Data excerpts:
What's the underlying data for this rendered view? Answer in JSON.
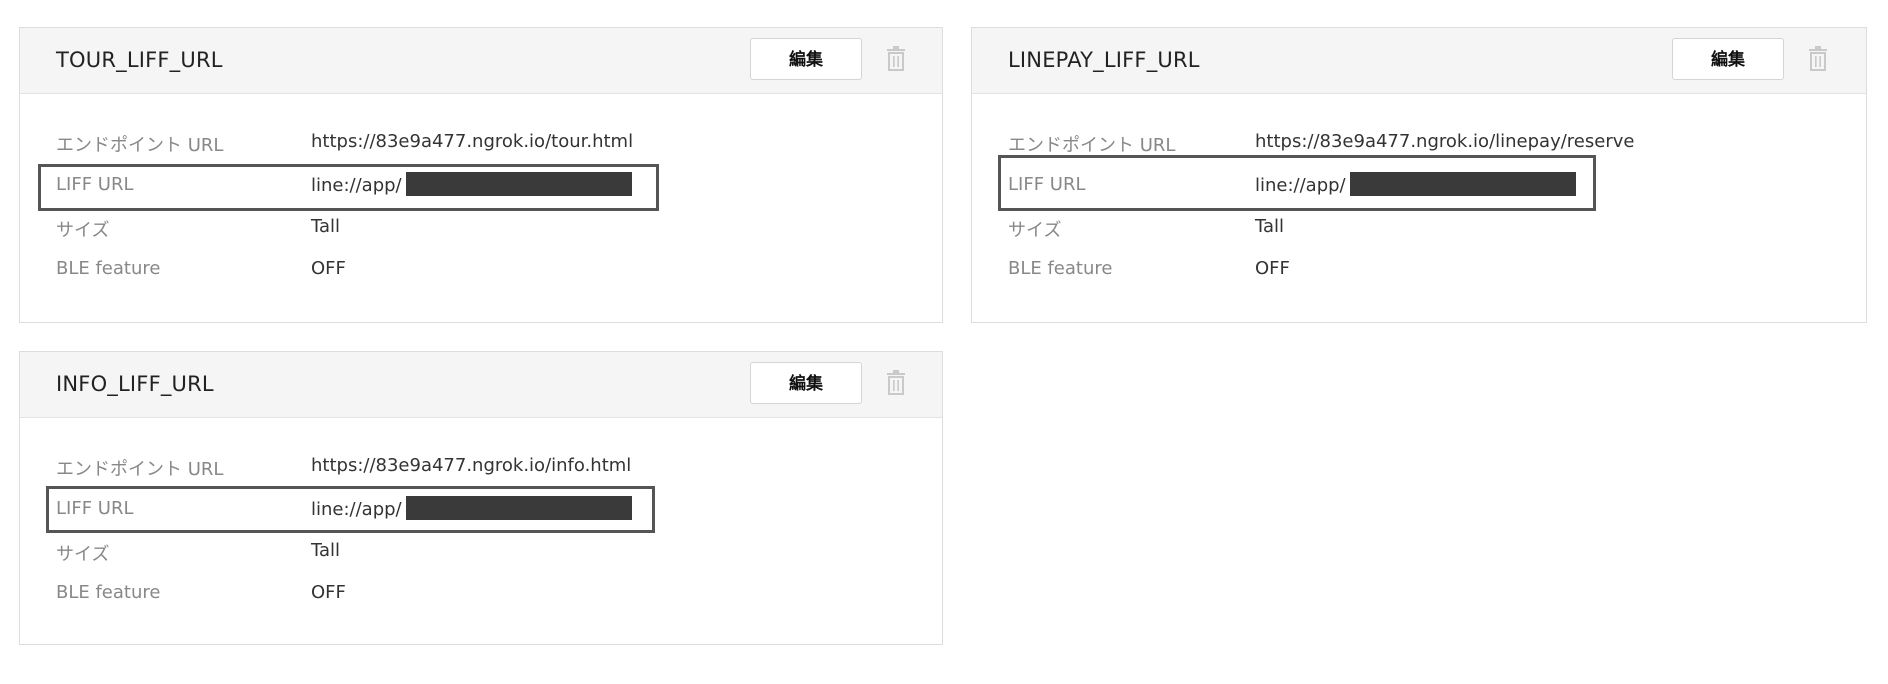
{
  "cards": [
    {
      "title": "TOUR_LIFF_URL",
      "edit_label": "編集",
      "rows": [
        {
          "label": "エンドポイント URL",
          "value": "https://83e9a477.ngrok.io/tour.html"
        },
        {
          "label": "LIFF URL",
          "value": "line://app/"
        },
        {
          "label": "サイズ",
          "value": "Tall"
        },
        {
          "label": "BLE feature",
          "value": "OFF"
        }
      ]
    },
    {
      "title": "LINEPAY_LIFF_URL",
      "edit_label": "編集",
      "rows": [
        {
          "label": "エンドポイント URL",
          "value": "https://83e9a477.ngrok.io/linepay/reserve"
        },
        {
          "label": "LIFF URL",
          "value": "line://app/"
        },
        {
          "label": "サイズ",
          "value": "Tall"
        },
        {
          "label": "BLE feature",
          "value": "OFF"
        }
      ]
    },
    {
      "title": "INFO_LIFF_URL",
      "edit_label": "編集",
      "rows": [
        {
          "label": "エンドポイント URL",
          "value": "https://83e9a477.ngrok.io/info.html"
        },
        {
          "label": "LIFF URL",
          "value": "line://app/"
        },
        {
          "label": "サイズ",
          "value": "Tall"
        },
        {
          "label": "BLE feature",
          "value": "OFF"
        }
      ]
    }
  ],
  "icons": {
    "delete": "trash-icon"
  },
  "colors": {
    "header_bg": "#f5f5f5",
    "border": "#dddddd",
    "label_text": "#888888",
    "value_text": "#333333",
    "highlight_border": "#555555",
    "redaction": "#3a3a3a"
  }
}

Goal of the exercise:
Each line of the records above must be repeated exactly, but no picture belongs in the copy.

Answer:
What's the underlying data for this rendered view? Answer in JSON.
{
  "cards": [
    {
      "title": "TOUR_LIFF_URL",
      "edit_label": "編集",
      "rows": [
        {
          "label": "エンドポイント URL",
          "value": "https://83e9a477.ngrok.io/tour.html"
        },
        {
          "label": "LIFF URL",
          "value": "line://app/"
        },
        {
          "label": "サイズ",
          "value": "Tall"
        },
        {
          "label": "BLE feature",
          "value": "OFF"
        }
      ]
    },
    {
      "title": "LINEPAY_LIFF_URL",
      "edit_label": "編集",
      "rows": [
        {
          "label": "エンドポイント URL",
          "value": "https://83e9a477.ngrok.io/linepay/reserve"
        },
        {
          "label": "LIFF URL",
          "value": "line://app/"
        },
        {
          "label": "サイズ",
          "value": "Tall"
        },
        {
          "label": "BLE feature",
          "value": "OFF"
        }
      ]
    },
    {
      "title": "INFO_LIFF_URL",
      "edit_label": "編集",
      "rows": [
        {
          "label": "エンドポイント URL",
          "value": "https://83e9a477.ngrok.io/info.html"
        },
        {
          "label": "LIFF URL",
          "value": "line://app/"
        },
        {
          "label": "サイズ",
          "value": "Tall"
        },
        {
          "label": "BLE feature",
          "value": "OFF"
        }
      ]
    }
  ],
  "icons": {
    "delete": "trash-icon"
  },
  "colors": {
    "header_bg": "#f5f5f5",
    "border": "#dddddd",
    "label_text": "#888888",
    "value_text": "#333333",
    "highlight_border": "#555555",
    "redaction": "#3a3a3a"
  }
}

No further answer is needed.